Facebook Fears and How Your Business Should Respond
Facebook seems to be making plenty of headlines lately. And for businesses that advertise, it’s concerning. From algorithm changes that reduce brand visibility, to recent data breach accusations, it’s hard to ignore. Both issues have caused reactions among businesses and investors as stocks have fallen sharply in both circumstances. As with any news cycle, these issues won’t be the end of the story.
For businesses and content producers, this news should give us reason to pause. It should cause us to consider how this impacts the kind of content we produce, the kind of engagement we desire, and how to track our audience through social media platforms.
Yet Facebook isn’t the only reason we should be evaluating our strategies. In fact, focusing on any one specific external factor that is tied to our marketing can lead us down the wrong path. We should be looking at the broader picture.
Is a digital marketing strategy that involves digital ads reaching places where customers are spending their valuable time important? Sure. But I would suggest that if businesses are more concerned about reaching customers with Facebook, they’re focused on the wrong prize.
Creating brand advocates, developing incredible experiences, and delighting people should be priority one.
We should be evaluating how our digital strategies foster those priorities. Here are three approaches that will help you weather the storms of social media and stay focused on important, overarching marketing goals.
Reevaluate Your Goals
Ever since Facebook became a viable communication platform, businesses and marketers have been doing their best to leverage it to reach current and potential customers. Advertisers are able to segment their content to specific users, and this has been extremely valuable to boost audience engagement.
But your goals should always take precedence over your tactics. For example, if your goal is to increase enrollment in your school, increasing likes or shares on your Facebook posts is not likely to have any impact on leads or enrollment. It may increase visibility, but driving engagement toward an actionable step (i.e. phone call, email, visit, etc.) will provide a metric that directly connects to the goal of growing enrollment.
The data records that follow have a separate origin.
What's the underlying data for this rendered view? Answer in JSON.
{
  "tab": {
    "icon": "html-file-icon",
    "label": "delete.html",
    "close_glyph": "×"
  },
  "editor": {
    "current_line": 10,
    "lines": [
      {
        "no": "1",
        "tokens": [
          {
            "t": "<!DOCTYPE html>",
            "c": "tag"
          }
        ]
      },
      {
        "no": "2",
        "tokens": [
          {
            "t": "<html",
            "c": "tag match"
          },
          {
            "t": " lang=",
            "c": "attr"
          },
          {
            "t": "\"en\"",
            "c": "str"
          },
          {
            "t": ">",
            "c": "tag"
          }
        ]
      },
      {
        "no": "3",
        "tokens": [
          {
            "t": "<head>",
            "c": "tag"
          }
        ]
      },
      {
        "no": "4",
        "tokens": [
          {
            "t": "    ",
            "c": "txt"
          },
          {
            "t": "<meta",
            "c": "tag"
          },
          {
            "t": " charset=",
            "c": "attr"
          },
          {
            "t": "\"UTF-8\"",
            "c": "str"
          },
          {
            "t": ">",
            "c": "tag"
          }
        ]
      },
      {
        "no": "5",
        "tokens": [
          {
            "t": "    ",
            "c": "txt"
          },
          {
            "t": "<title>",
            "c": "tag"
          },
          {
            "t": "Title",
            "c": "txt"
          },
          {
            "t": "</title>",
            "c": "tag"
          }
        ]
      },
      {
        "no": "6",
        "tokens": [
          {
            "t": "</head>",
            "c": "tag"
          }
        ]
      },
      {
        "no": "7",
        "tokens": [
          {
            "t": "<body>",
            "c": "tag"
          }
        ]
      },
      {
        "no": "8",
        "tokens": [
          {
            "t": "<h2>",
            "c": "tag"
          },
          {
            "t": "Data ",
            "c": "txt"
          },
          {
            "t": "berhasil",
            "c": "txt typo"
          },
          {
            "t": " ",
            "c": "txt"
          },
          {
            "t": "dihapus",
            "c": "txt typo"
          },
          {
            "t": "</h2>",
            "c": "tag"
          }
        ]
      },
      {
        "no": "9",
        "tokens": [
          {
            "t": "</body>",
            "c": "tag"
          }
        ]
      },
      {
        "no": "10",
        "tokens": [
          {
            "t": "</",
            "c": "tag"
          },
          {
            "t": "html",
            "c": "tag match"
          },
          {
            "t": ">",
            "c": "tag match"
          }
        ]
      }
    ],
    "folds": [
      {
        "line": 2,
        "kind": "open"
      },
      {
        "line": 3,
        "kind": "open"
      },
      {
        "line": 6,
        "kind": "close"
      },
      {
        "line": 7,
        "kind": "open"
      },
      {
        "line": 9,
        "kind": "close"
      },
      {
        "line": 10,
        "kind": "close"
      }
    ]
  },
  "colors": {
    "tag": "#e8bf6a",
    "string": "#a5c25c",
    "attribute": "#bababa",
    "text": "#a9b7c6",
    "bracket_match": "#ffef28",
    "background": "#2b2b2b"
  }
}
In this example, what drives enrollment for your school? Is it a family tour? Is it a conversation with teachers? What are the steps and actions that typically lead to an enrollment?
Reevaluating your goals will inform how you should be using social media to engage and connect with your target market. It’s possible that engaging your audience by asking questions is a better approach than positioning ads.
Additionally, goals are not a set it and forget proposition. We should constantly be evaluating whether specific social media goals, that are tied to broader marketing objectives, are SMART goals (Specific, Measurable, Attainable, Relevant and Timely). Is our goal to grow followers? Or, is it to increase engagement and interaction with our content? Each of our goals should directly impact our broader marketing objectives.
Communicate Your Value:
It’s tempting to assume that our target audience is on Facebook looking specifically for our content while scrolling through their feed. The reality is that the customer journey is filled with many stops at many different stages. To truly bring value to our audience, we must be constantly listening to and responding to their needs.
Sometimes we should step back before we can step forward. We achieve this by gaining a better understanding of what our customers value through asking and observing. Market research can take time. But the result will give you and your business incredible insight. Inevitably, you’ll find that your customers value different things at different stages. Sometimes they will want advice and other times facts and data.
“…the secret to appealing to customers, stakeholders, audience members and anyone you care about is to understand who they are and what they want.” Alison Davis
Once we have a solid understanding of what our customers value, we can develop content and communication that will speak directly to the customer need.
Reconsider the Buyer Journey:
The buyer journey is something that has been discussed in marketing circles for years. But have we invested time and resources into evaluating the way our customers use Facebook to influence their purchase decisions at these various stages?
Let’s first explore the foundations of a buyer journey. In its most basic form, the buyer journey is comprised of the stages before, during, and after a purchase. Those stages are usually identified by your customer as:
- Being aware there is a problem
- Considering what products or services will meet their needs
- Making a decision, or purchase
- Becoming an advocate/repeat customer
Your audience is at various stages of this journey. The value you provide through digital channels like Facebook should consider these stages and meet the right need. For example, if your audience is not aware they have a problem that your product/service solves, how do you educate them? If they have already purchased your product/service, are there benefits they would be willing to share with their friends?
Your customers use Facebook for a variety of reasons. It’s imperative that we walk a mile, or two in our customers’ shoes to understand their journey. Not only the problem they are solving, but how they use social media to meet those needs. What information are they looking for? Do they rely on specific resources or people to help inform their decisions?
The Ultimate Goal: Bringing Value to Customers
Platforms like Facebook will continue to change; however, you’ll be able to weather changes and develop a smart social media strategy with these three tactics. Ultimately, you want to bring value to your customers in a truly meaningful way.
Is your business using Facebook to reach your marketing goals? Has it made a positive impact on your business? What metrics are you tracking that are impacting your goals? Share your thoughts and ideas. We’d love to hear from you.